§ **GOAL OF THE EXERCISE**: From the first line to the last, please write out the data exactly.

§ **Records excerpted from a collection**:
++++

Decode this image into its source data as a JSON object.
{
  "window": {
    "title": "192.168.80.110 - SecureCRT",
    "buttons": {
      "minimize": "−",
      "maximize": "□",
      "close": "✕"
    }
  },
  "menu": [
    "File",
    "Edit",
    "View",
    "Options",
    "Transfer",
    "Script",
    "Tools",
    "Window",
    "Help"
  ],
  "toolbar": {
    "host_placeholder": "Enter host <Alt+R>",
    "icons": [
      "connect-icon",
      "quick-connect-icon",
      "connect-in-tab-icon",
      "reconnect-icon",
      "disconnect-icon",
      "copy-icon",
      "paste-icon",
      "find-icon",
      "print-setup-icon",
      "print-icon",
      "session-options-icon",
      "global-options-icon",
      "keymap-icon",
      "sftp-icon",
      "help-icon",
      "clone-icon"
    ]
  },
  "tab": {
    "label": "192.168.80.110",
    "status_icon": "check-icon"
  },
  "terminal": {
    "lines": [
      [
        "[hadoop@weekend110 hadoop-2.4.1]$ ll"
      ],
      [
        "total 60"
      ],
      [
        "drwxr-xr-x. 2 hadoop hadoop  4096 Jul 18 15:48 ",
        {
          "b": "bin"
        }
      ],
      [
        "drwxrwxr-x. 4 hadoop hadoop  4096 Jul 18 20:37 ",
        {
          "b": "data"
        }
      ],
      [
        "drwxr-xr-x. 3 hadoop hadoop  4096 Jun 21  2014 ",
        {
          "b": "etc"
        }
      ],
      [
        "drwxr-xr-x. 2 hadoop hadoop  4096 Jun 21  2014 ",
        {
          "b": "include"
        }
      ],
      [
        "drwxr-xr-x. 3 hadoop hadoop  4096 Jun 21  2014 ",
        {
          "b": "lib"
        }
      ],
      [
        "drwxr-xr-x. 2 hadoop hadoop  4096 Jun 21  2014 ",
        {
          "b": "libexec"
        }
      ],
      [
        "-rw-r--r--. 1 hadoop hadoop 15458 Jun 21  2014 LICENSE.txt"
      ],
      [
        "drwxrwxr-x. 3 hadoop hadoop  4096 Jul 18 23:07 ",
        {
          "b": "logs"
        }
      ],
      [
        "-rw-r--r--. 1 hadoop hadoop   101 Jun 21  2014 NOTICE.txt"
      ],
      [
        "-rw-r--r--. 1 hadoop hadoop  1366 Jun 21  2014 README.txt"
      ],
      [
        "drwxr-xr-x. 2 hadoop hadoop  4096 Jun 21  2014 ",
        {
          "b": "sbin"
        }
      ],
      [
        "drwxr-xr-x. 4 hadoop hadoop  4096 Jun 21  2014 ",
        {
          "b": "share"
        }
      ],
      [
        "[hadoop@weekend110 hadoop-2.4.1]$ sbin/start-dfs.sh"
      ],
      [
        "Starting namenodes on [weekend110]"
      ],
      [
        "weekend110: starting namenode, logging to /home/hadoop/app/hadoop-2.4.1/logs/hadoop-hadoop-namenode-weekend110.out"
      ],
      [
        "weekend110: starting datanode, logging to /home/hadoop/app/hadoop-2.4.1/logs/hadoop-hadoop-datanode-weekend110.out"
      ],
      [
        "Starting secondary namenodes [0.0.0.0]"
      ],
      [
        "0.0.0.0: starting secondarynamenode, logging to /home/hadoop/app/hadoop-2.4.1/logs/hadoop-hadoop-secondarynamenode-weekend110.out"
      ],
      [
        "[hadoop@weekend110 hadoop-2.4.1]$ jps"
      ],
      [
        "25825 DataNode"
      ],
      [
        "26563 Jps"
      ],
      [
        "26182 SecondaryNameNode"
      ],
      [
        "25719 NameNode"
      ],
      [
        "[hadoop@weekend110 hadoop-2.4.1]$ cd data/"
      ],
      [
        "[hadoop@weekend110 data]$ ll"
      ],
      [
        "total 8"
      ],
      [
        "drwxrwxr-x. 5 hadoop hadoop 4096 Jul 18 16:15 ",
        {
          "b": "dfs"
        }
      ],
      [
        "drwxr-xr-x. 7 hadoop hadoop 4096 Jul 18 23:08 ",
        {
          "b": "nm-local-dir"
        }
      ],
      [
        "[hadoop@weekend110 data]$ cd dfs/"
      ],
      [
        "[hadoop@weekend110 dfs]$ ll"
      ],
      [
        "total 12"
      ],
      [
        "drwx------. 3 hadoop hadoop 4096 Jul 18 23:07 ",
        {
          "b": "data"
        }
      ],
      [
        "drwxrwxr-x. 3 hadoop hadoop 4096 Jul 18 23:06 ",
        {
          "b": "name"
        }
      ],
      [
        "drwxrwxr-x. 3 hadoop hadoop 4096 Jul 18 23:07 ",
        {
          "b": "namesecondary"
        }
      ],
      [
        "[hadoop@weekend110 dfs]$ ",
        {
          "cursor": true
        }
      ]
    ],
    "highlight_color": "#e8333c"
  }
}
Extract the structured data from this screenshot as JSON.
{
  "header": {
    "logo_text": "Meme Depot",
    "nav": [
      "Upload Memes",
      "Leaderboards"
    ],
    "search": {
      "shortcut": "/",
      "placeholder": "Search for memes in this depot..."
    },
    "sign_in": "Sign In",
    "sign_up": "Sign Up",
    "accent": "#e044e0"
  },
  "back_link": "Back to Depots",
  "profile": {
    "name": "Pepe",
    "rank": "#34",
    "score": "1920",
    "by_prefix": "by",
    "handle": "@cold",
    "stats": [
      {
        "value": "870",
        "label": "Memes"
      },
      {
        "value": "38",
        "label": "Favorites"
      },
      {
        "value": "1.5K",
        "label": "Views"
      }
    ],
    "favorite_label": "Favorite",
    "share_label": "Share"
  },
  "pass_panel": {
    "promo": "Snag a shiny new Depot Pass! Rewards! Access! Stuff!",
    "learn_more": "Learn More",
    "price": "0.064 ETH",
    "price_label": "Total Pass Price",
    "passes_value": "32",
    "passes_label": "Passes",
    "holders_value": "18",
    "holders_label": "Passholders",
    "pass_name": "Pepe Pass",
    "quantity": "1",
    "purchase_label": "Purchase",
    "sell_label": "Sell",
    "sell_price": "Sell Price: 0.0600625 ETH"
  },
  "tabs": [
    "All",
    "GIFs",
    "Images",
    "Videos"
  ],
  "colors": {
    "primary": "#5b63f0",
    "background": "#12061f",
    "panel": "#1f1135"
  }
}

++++

§ **SOLVED EXERCISE**:
Decode this image into its source data as a JSON object.
{
  "window": {
    "title": "192.168.80.110 - SecureCRT",
    "buttons": {
      "minimize": "−",
      "maximize": "□",
      "close": "✕"
    }
  },
  "menu": [
    "File",
    "Edit",
    "View",
    "Options",
    "Transfer",
    "Script",
    "Tools",
    "Window",
    "Help"
  ],
  "toolbar": {
    "host_placeholder": "Enter host <Alt+R>",
    "icons": [
      "connect-icon",
      "quick-connect-icon",
      "connect-in-tab-icon",
      "reconnect-icon",
      "disconnect-icon",
      "copy-icon",
      "paste-icon",
      "find-icon",
      "print-setup-icon",
      "print-icon",
      "session-options-icon",
      "global-options-icon",
      "keymap-icon",
      "sftp-icon",
      "help-icon",
      "clone-icon"
    ]
  },
  "tab": {
    "label": "192.168.80.110",
    "status_icon": "check-icon"
  },
  "terminal": {
    "lines": [
      [
        "[hadoop@weekend110 hadoop-2.4.1]$ ll"
      ],
      [
        "total 60"
      ],
      [
        "drwxr-xr-x. 2 hadoop hadoop  4096 Jul 18 15:48 ",
        {
          "b": "bin"
        }
      ],
      [
        "drwxrwxr-x. 4 hadoop hadoop  4096 Jul 18 20:37 ",
        {
          "b": "data"
        }
      ],
      [
        "drwxr-xr-x. 3 hadoop hadoop  4096 Jun 21  2014 ",
        {
          "b": "etc"
        }
      ],
      [
        "drwxr-xr-x. 2 hadoop hadoop  4096 Jun 21  2014 ",
        {
          "b": "include"
        }
      ],
      [
        "drwxr-xr-x. 3 hadoop hadoop  4096 Jun 21  2014 ",
        {
          "b": "lib"
        }
      ],
      [
        "drwxr-xr-x. 2 hadoop hadoop  4096 Jun 21  2014 ",
        {
          "b": "libexec"
        }
      ],
      [
        "-rw-r--r--. 1 hadoop hadoop 15458 Jun 21  2014 LICENSE.txt"
      ],
      [
        "drwxrwxr-x. 3 hadoop hadoop  4096 Jul 18 23:07 ",
        {
          "b": "logs"
        }
      ],
      [
        "-rw-r--r--. 1 hadoop hadoop   101 Jun 21  2014 NOTICE.txt"
      ],
      [
        "-rw-r--r--. 1 hadoop hadoop  1366 Jun 21  2014 README.txt"
      ],
      [
        "drwxr-xr-x. 2 hadoop hadoop  4096 Jun 21  2014 ",
        {
          "b": "sbin"
        }
      ],
      [
        "drwxr-xr-x. 4 hadoop hadoop  4096 Jun 21  2014 ",
        {
          "b": "share"
        }
      ],
      [
        "[hadoop@weekend110 hadoop-2.4.1]$ sbin/start-dfs.sh"
      ],
      [
        "Starting namenodes on [weekend110]"
      ],
      [
        "weekend110: starting namenode, logging to /home/hadoop/app/hadoop-2.4.1/logs/hadoop-hadoop-namenode-weekend110.out"
      ],
      [
        "weekend110: starting datanode, logging to /home/hadoop/app/hadoop-2.4.1/logs/hadoop-hadoop-datanode-weekend110.out"
      ],
      [
        "Starting secondary namenodes [0.0.0.0]"
      ],
      [
        "0.0.0.0: starting secondarynamenode, logging to /home/hadoop/app/hadoop-2.4.1/logs/hadoop-hadoop-secondarynamenode-weekend110.out"
      ],
      [
        "[hadoop@weekend110 hadoop-2.4.1]$ jps"
      ],
      [
        "25825 DataNode"
      ],
      [
        "26563 Jps"
      ],
      [
        "26182 SecondaryNameNode"
      ],
      [
        "25719 NameNode"
      ],
      [
        "[hadoop@weekend110 hadoop-2.4.1]$ cd data/"
      ],
      [
        "[hadoop@weekend110 data]$ ll"
      ],
      [
        "total 8"
      ],
      [
        "drwxrwxr-x. 5 hadoop hadoop 4096 Jul 18 16:15 ",
        {
          "b": "dfs"
        }
      ],
      [
        "drwxr-xr-x. 7 hadoop hadoop 4096 Jul 18 23:08 ",
        {
          "b": "nm-local-dir"
        }
      ],
      [
        "[hadoop@weekend110 data]$ cd dfs/"
      ],
      [
        "[hadoop@weekend110 dfs]$ ll"
      ],
      [
        "total 12"
      ],
      [
        "drwx------. 3 hadoop hadoop 4096 Jul 18 23:07 ",
        {
          "b": "data"
        }
      ],
      [
        "drwxrwxr-x. 3 hadoop hadoop 4096 Jul 18 23:06 ",
        {
          "b": "name"
        }
      ],
      [
        "drwxrwxr-x. 3 hadoop hadoop 4096 Jul 18 23:07 ",
        {
          "b": "namesecondary"
        }
      ],
      [
        "[hadoop@weekend110 dfs]$ ",
        {
          "cursor": true
        }
      ]
    ],
    "highlight_color": "#e8333c"
  }
}
Extract the structured data from this screenshot as JSON.
{
  "header": {
    "logo_text": "Meme Depot",
    "nav": [
      "Upload Memes",
      "Leaderboards"
    ],
    "search": {
      "shortcut": "/",
      "placeholder": "Search for memes in this depot..."
    },
    "sign_in": "Sign In",
    "sign_up": "Sign Up",
    "accent": "#e044e0"
  },
  "back_link": "Back to Depots",
  "profile": {
    "name": "Pepe",
    "rank": "#34",
    "score": "1920",
    "by_prefix": "by",
    "handle": "@cold",
    "stats": [
      {
        "value": "870",
        "label": "Memes"
      },
      {
        "value": "38",
        "label": "Favorites"
      },
      {
        "value": "1.5K",
        "label": "Views"
      }
    ],
    "favorite_label": "Favorite",
    "share_label": "Share"
  },
  "pass_panel": {
    "promo": "Snag a shiny new Depot Pass! Rewards! Access! Stuff!",
    "learn_more": "Learn More",
    "price": "0.064 ETH",
    "price_label": "Total Pass Price",
    "passes_value": "32",
    "passes_label": "Passes",
    "holders_value": "18",
    "holders_label": "Passholders",
    "pass_name": "Pepe Pass",
    "quantity": "1",
    "purchase_label": "Purchase",
    "sell_label": "Sell",
    "sell_price": "Sell Price: 0.0600625 ETH"
  },
  "tabs": [
    "All",
    "GIFs",
    "Images",
    "Videos"
  ],
  "colors": {
    "primary": "#5b63f0",
    "background": "#12061f",
    "panel": "#1f1135"
  }
}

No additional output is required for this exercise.